Read on to learn more about Shachi, Ajna and her journey with dance!
Shachi, you currently serve as the Assistant Director at Ajna, can you tell us more about Ajna dance company and the classes they offer?
The company is a little over 4 years old. We are proud that in that time we have grown from a performance group that teaches private classes to a full-fledged Ensemble and Dance School. We pride ourselves on creating, sharing, and teaching Indian dance that is authentic, artistic, and accessible in nature. We offer classes for children and adults throughout New York City and work with schools and colleges all over the tristate area and beyond.
The drop-in class my mother and I attended taught us some Bollywood and folk dance moves and their cultural and historical significance.What about practicing Indian dance is unique compared to other dance practices?
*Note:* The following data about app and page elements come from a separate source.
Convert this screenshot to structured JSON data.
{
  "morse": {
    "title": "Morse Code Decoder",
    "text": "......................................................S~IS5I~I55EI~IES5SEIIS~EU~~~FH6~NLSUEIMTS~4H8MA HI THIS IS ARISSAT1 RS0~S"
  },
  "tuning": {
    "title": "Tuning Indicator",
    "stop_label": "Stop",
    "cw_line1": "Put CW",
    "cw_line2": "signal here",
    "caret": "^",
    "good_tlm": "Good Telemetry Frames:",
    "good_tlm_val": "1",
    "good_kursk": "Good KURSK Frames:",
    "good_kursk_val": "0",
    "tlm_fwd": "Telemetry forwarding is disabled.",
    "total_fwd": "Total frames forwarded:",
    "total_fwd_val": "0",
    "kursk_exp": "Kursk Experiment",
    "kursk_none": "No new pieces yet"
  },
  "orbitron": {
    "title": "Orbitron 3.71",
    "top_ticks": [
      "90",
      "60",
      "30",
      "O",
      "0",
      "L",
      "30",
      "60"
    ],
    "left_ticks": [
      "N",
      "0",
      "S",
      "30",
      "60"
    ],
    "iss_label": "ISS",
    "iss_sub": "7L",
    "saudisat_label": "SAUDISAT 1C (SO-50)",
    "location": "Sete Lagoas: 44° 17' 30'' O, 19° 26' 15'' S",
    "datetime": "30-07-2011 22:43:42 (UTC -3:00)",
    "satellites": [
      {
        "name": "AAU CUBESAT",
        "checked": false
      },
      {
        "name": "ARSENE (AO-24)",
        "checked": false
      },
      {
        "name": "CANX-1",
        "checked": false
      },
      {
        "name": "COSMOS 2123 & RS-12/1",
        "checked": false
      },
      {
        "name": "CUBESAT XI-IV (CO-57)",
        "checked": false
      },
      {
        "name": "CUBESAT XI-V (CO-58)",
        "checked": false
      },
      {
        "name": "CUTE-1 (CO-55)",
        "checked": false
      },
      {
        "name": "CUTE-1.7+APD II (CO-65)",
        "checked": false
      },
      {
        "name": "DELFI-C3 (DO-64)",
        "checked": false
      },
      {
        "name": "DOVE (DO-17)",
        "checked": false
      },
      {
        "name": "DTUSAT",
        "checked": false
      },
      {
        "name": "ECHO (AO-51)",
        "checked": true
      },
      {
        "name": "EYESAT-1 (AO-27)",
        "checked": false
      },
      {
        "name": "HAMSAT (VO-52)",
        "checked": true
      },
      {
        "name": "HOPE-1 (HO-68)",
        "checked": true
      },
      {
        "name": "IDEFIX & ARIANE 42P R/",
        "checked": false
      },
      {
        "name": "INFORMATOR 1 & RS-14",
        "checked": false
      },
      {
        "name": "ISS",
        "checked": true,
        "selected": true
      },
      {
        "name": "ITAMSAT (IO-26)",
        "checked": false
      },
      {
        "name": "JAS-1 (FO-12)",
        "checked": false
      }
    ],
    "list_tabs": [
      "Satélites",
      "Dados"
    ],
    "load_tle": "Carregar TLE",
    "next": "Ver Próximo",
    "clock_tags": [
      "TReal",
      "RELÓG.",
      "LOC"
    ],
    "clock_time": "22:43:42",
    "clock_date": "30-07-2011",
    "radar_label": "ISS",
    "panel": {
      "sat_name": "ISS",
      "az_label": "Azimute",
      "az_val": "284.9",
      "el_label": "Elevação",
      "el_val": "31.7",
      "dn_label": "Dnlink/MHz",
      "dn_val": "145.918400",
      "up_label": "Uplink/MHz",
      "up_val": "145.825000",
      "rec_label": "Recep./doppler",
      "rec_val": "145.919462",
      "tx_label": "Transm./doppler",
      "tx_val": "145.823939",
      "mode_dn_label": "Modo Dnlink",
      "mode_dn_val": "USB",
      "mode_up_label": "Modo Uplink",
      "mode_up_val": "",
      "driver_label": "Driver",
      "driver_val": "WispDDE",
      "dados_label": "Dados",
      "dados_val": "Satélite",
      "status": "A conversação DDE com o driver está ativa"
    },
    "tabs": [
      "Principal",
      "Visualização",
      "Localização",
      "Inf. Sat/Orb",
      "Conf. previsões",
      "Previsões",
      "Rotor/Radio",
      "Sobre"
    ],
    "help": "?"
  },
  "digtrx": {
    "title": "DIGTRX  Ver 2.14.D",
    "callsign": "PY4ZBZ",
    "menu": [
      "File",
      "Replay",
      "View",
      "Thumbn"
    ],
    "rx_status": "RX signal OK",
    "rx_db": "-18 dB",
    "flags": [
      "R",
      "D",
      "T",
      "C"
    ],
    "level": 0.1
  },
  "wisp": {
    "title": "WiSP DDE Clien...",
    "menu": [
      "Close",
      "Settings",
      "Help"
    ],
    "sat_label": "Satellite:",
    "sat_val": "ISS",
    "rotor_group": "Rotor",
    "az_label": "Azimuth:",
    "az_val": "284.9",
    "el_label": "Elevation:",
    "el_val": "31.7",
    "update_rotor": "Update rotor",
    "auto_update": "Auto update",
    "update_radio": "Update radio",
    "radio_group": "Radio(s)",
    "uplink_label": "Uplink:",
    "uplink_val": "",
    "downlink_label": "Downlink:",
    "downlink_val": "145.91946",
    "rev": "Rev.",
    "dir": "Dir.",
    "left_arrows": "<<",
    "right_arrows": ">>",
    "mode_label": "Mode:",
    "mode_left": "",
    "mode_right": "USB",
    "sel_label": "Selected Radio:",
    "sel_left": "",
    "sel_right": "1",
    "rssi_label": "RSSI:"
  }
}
When did you first practice Indian dance? How does where your family is from geographically in India impact the dance forms you practiced more regularly as a child or at family gatherings?
I began studying Bharathanatyam, a classical dance form from South India, when I was five. My family is actually from Mumbai, in the Western part of India, so culturally, had I stayed in India, I likely would not have studied the form. However, as often happens with Indian children raised abroad, my mother wanted me to have some connection to dance and Indian culture in general, and since there were no Kathak (a North Indian classical form) around, she enrolled me in Bharathanatyam classes. As for other forms – namely folk and Bollywood styles – I never had any formal training in them. Those are the kinds of dance forms that you can often learn growing up in an Indian community and participating in cultural events.
Do you have a favorite Indian dance form, folk, classical, or film? If so, why are you most drawn to it?
I am drawn to any dance that requires emotional expression. I love and deeply respect Bharathanatyam as an art form. When done well, it is incredibly elegant and powerful. I enjoy performing it, but it is the kind of dance that I would never want to perform without ample amounts of practice. Bollywood pieces are more easily brought to stage, and there is a certain amount of naughtiness and attitude to many of them that I really enjoy.
What sort of joy do you get from dancing and as an instructor?
Dance is freeing. When I dance, I feel the way I did when I used to read fantasy novels as a child. You get to step into another character’s shoes and play around with their story. Teaching dance is deeply gratifying, as I get to introduce students of all ages to that feeling. Ultimately, it’s really about releasing yourself from your inhibitions and allowing yourself to express openly. Seeing students progress week to week in becoming more comfortable with their bodies and emotions is wonderful
Any advice for a beginner that might be new to Indian dance styles, or come across your course offerings on Verlocal?
Try everything! Take both Classical Blend and Bollywood & Bhangra. I recommend highly that you come to a few classes of each so that you begin to really get a sense of the different dance forms. Besides that, watch Indian music videos on Youtube, and look up the translated lyrics. There is a huge amount of diversity and creativity within India, and you are sure to find something you like.
Share your thoughts now.